Tanya Hester recently published her book “Work Optional.” After appreciating all of Tanya’s work at OurNextLife.com, I knew that I needed to read her book. I was not disappointed. The book provided a lot of helpful insights, made me think more deeply about my ideal life and the various options for how to get there. While there were a number of unique insights, I’m confident that this book would also be accessible to someone not familiar with personal finance or financial independence.
Since discovering financial independence, I have begun to redefine my life’s priorities, including expectations around the size of our home. Adjusting your perspective is never easy, and my expectation around our home size is no exception. A big part of this transformation has been applying the financial independence concept of “enough” to these deep-rooted expectations around our home. As part of this change, I have gone from always wanting more to now understanding our home as a mansion. We have more than enough.

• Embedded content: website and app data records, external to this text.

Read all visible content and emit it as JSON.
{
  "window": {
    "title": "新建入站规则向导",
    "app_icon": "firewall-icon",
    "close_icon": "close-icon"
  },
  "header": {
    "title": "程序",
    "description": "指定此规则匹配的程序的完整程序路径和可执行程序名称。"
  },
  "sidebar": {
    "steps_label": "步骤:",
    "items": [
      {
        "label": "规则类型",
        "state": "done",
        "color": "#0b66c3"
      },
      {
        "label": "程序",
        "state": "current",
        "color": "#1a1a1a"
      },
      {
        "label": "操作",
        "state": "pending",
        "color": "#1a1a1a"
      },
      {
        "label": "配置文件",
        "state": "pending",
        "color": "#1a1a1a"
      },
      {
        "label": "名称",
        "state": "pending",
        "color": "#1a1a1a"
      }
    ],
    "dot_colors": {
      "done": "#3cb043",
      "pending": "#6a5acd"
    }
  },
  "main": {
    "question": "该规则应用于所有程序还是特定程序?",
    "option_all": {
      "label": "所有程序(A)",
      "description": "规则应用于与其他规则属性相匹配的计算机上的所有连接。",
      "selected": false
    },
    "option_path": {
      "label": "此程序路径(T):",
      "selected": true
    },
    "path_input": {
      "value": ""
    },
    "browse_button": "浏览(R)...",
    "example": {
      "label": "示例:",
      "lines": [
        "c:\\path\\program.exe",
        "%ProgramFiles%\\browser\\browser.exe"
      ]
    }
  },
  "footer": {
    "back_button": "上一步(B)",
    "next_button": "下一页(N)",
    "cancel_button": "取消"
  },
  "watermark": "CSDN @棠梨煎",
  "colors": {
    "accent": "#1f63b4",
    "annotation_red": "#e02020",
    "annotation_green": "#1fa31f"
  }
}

I used to spend money without even thinking about it. When I was introduced to Financial Independence, I started to think about money in a different way. The concept that completely shifted my paradigm was that instead of using your money to buy stuff, you can use your money to buy back your time. This mindset shift changed everything for me.
Now that we have embarked on our journey to financial independence, actively pursuing a life with more meaning and happiness, I have a completely new perspective on life. While it did not happen overnight, this new perspective is radically different than how I used to see the world and how the majority of Americans live their lives. This new perspective, and arguably the financial independence movement, is driven by one of the most powerful words: enough.
I learned about FIRE (Financially Independence Retire Early) in the latter part of 2017, but didn’t commit to FI until I learned what would motivate me for a sustained period of time. Motivating yourself on the path of financial independence starts with understanding change management and leveraging both your rational mind and emotions.
FI is more than just the mechanics of saving money and retiring early. FI is about discovering your passions and what will bring you meaning, purpose, and happiness in your life, and pursuing those things both after your FI and along the journey. There are many paths for discovering your passions. I chose a path of self-reflection, discovery, exploration, and experimentation.